Future of the NHS 'is at stake' as number of diabetics hits 3.8 million
Tackling the growing number of people with diabetes is "fundamental" to the future of the NHS, Public Health England (PHE) has warned.
Newly released figures show that 3.8 million adults in England now have the condition - with almost a million (940,000) of those undiagnosed.
The proportion of the adult population with diabetes is expected to rise to one in 10 by 2035 (4.9 million people).
About 90% of cases are Type 2 diabetes - which is linked to being overweight and obese - and are therefore largely preventable, PHE said as it released the new data.
The remainder of cases are Type 1, which usually develops in childhood.
Diabetes can lead to serious complications including limb amputation, kidney disease, stroke and heart attacks.
John Newton, chief knowledge officer at PHE, said: "The number of people with diabetes has been steadily increasing and tackling it is fundamental to the sustainable future of the NHS.
"Diabetes can be an extremely serious disease for those that have it and treating it and its complications costs the NHS almost £10bn a year.
"Developing Type 2 diabetes is not an inevitable part of ageing. We have an opportunity through public health to reverse this trend and safeguard the health of the nation and the future of the NHS."
The new Diabetes Prevalence Model was launched ahead of PHE's conference at Warwick University.
It shows that 9% of people aged 45 to 54 have diabetes, but this rises to 23.8% of those aged over 75.
Diabetes is more common in men (9.6% compared with 7.6% of women) while those of south Asian and black heritage are almost twice as likely to have the disease compared with people from white, mixed or other ethnic groups.

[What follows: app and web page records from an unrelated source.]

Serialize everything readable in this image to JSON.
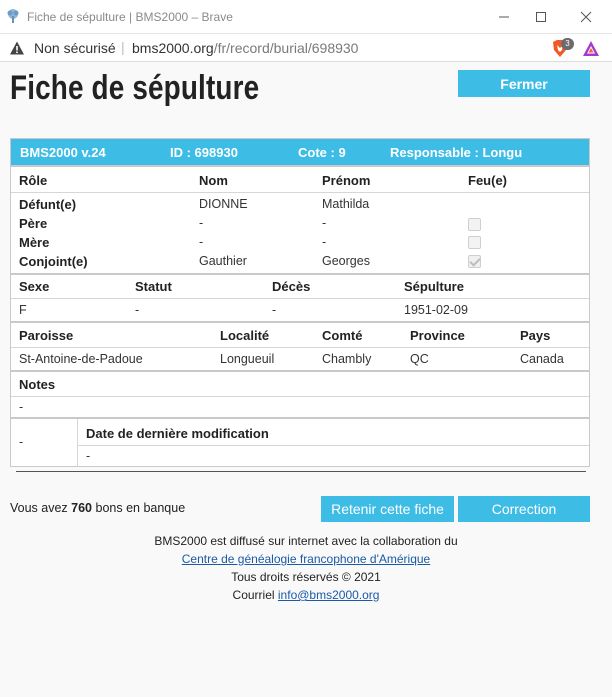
{
  "window": {
    "title": "Fiche de sépulture | BMS2000 – Brave"
  },
  "addressbar": {
    "security_label": "Non sécurisé",
    "separator": "|",
    "url_host": "bms2000.org",
    "url_path": "/fr/record/burial/698930",
    "shields_count": "3"
  },
  "page": {
    "title": "Fiche de sépulture",
    "close_label": "Fermer"
  },
  "record": {
    "header": {
      "version": "BMS2000 v.24",
      "id": "ID : 698930",
      "cote": "Cote : 9",
      "responsible": "Responsable : Longu"
    },
    "persons": {
      "columns": [
        "Rôle",
        "Nom",
        "Prénom",
        "Feu(e)"
      ],
      "rows": [
        {
          "role": "Défunt(e)",
          "nom": "DIONNE",
          "prenom": "Mathilda",
          "feu": null
        },
        {
          "role": "Père",
          "nom": "-",
          "prenom": "-",
          "feu": false
        },
        {
          "role": "Mère",
          "nom": "-",
          "prenom": "-",
          "feu": false
        },
        {
          "role": "Conjoint(e)",
          "nom": "Gauthier",
          "prenom": "Georges",
          "feu": true
        }
      ]
    },
    "details": {
      "columns": [
        "Sexe",
        "Statut",
        "Décès",
        "Sépulture"
      ],
      "values": [
        "F",
        "-",
        "-",
        "1951-02-09"
      ]
    },
    "place": {
      "columns": [
        "Paroisse",
        "Localité",
        "Comté",
        "Province",
        "Pays"
      ],
      "values": [
        "St-Antoine-de-Padoue",
        "Longueuil",
        "Chambly",
        "QC",
        "Canada"
      ]
    },
    "notes": {
      "label": "Notes",
      "value": "-"
    },
    "modification": {
      "left_value": "-",
      "label": "Date de dernière modification",
      "value": "-"
    }
  },
  "balance": {
    "prefix": "Vous avez ",
    "amount": "760",
    "suffix": " bons en banque"
  },
  "actions": {
    "keep_label": "Retenir cette fiche",
    "correction_label": "Correction"
  },
  "footer": {
    "line1": "BMS2000 est diffusé sur internet avec la collaboration du",
    "partner_link": "Centre de généalogie francophone d'Amérique",
    "rights": "Tous droits réservés © 2021",
    "email_prefix": "Courriel ",
    "email": "info@bms2000.org"
  },
  "colors": {
    "accent": "#3dbce6",
    "link": "#1a5aa8"
  }
}
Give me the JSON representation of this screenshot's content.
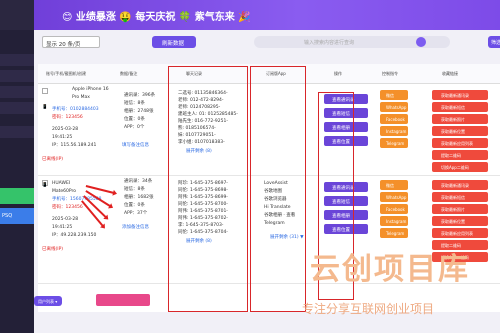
{
  "header": {
    "title": "😊 业绩暴涨 🤑 每天庆祝 🍀 紫气东来 🎉"
  },
  "sidebar": {
    "blue_label": "PSQ"
  },
  "toolbar": {
    "page_size": "显示 20 条/页",
    "refresh_label": "刷新数据",
    "search_placeholder": "输入搜索内容进行查询",
    "filter_label": "筛选"
  },
  "table": {
    "headers": [
      "账号/手机/截图机/创建",
      "数据/备注",
      "聊天记录",
      "订阅版App",
      "操作",
      "控制指令",
      "收藏链接"
    ],
    "rows": [
      {
        "device": "Apple iPhone 16 Pro Max",
        "phone": "手机号：0102884403",
        "pwd": "密码：123456",
        "date": "2025-03-28",
        "time": "19:41:25",
        "ip": "IP：115.56.189.241",
        "status": "已离线(IP)",
        "stats": [
          "通讯录：396条",
          "短信：8条",
          "相册：2748张",
          "位置：0条",
          "APP：0个"
        ],
        "remark": "填写备注信息",
        "chat": [
          "二选号: 01135846364-",
          "老师: 012-472-8294-",
          "老师: 0124708295-",
          "建班主人: 01: 0125285485-",
          "陆先生: 016-772-9251-",
          "熊: 0185106574-",
          "妹: 0107729051-",
          "李小姐: 0107018383-"
        ],
        "chat_more": "展开剩余 (8)",
        "apps": [],
        "actions": [
          "查看通讯录",
          "查看短信",
          "查看相册",
          "查看位置"
        ],
        "controls": [
          "微信",
          "WhatsApp",
          "Facebook",
          "Instagram",
          "Telegram"
        ],
        "links": [
          "获取最新通讯录",
          "获取最新短信",
          "获取最新照片",
          "获取最新位置",
          "获取最新应用列表",
          "提取二维码",
          "切换App二维码"
        ]
      },
      {
        "device": "HUAWEI Mate60Pro",
        "phone": "手机号：15607985588",
        "pwd": "密码：123456",
        "date": "2025-03-28",
        "time": "19:41:25",
        "ip": "IP：49.228.239.150",
        "status": "已离线(IP)",
        "stats": [
          "通讯录：34条",
          "短信：8条",
          "相册：1682张",
          "位置：0条",
          "APP：37个"
        ],
        "remark": "添加备注信息",
        "chat": [
          "阿珍: 1-645-375-8697-",
          "同伦: 1-645-375-8698-",
          "阿伟: 1-645-375-8699-",
          "同伦: 1-645-375-8700-",
          "阿伟: 1-645-375-8701-",
          "阿伟: 1-645-375-8702-",
          "李: 1-645-375-8703-",
          "同伦: 1-645-375-8704-"
        ],
        "chat_more": "展开剩余 (8)",
        "apps": [
          "LoveAssist",
          "谷歌地图",
          "谷歌浏览器",
          "Hi Translate",
          "谷歌相册 · 查看",
          "Telegram"
        ],
        "apps_more": "展开剩余 (31) ▼",
        "actions": [
          "查看通讯录",
          "查看短信",
          "查看相册",
          "查看位置"
        ],
        "controls": [
          "微信",
          "WhatsApp",
          "Facebook",
          "Instagram",
          "Telegram"
        ],
        "links": [
          "获取最新通讯录",
          "获取最新短信",
          "获取最新照片",
          "获取最新位置",
          "获取最新应用列表",
          "提取二维码",
          "切换App二维码"
        ]
      }
    ],
    "checkbox_label": "✓"
  },
  "footer": {
    "users_label": "用户列表 ▾"
  },
  "watermark": {
    "big": "云创项目库",
    "small": "专注分享互联网创业项目"
  }
}
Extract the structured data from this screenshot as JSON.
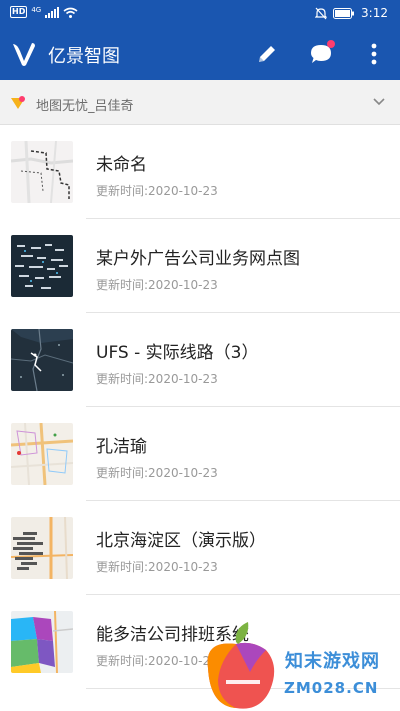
{
  "status_bar": {
    "left_badge_hd": "HD",
    "left_badge_4g": "4G",
    "time": "3:12"
  },
  "app_bar": {
    "title": "亿景智图",
    "icons": [
      "logo-icon",
      "edit-icon",
      "message-icon",
      "more-vert-icon"
    ],
    "accent_color": "#1a56b0"
  },
  "account": {
    "label": "地图无忧_吕佳奇",
    "icon": "badge-icon"
  },
  "maps": [
    {
      "title": "未命名",
      "updated": "更新时间:2020-10-23"
    },
    {
      "title": "某户外广告公司业务网点图",
      "updated": "更新时间:2020-10-23"
    },
    {
      "title": "UFS - 实际线路（3）",
      "updated": "更新时间:2020-10-23"
    },
    {
      "title": "孔洁瑜",
      "updated": "更新时间:2020-10-23"
    },
    {
      "title": "北京海淀区（演示版）",
      "updated": "更新时间:2020-10-23"
    },
    {
      "title": "能多洁公司排班系统",
      "updated": "更新时间:2020-10-23"
    }
  ],
  "watermark": {
    "line1": "知末游戏网",
    "line2": "ZM028.CN"
  }
}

Earlier this year, the charity Diabetes UK used GP practice data to show that, across the entire UK, the number of people with diabetes has tipped over the four million mark for the first time.
Chris Askew, chief executive of Diabetes UK, said of the new data: "These new estimates clearly show the scale of diabetes and the huge impact on people living with the condition.
"Too often they only find out they have the disease after they have developed serious complications, such as heart or kidney disease, or foot problems which can lead to amputations.
"Avoiding or delaying such devastating complications depends on people getting diagnosed earlier, so they get help and support to manage their condition well."
The NHS Diabetes Prevention Programme is being rolled out across England.
It aims to identify those most at risk of developing diabetes and offers a referral to a diet, weight loss and exercise programme.
A spokesperson from the Obesity Health Alliance, which is made up of health charities, campaign groups and royal colleges, said: "As being overweight or obese is a high risk factor for developing Type 2 diabetes, it's critical that we as a nation take action to tackle this growing crisis.
"Introducing the soft drinks industry levy and restricting junk food marketing to children will help lower the risk of developing obesity-related health conditions like Type 2 diabetes, cancer and cardiovascular disease."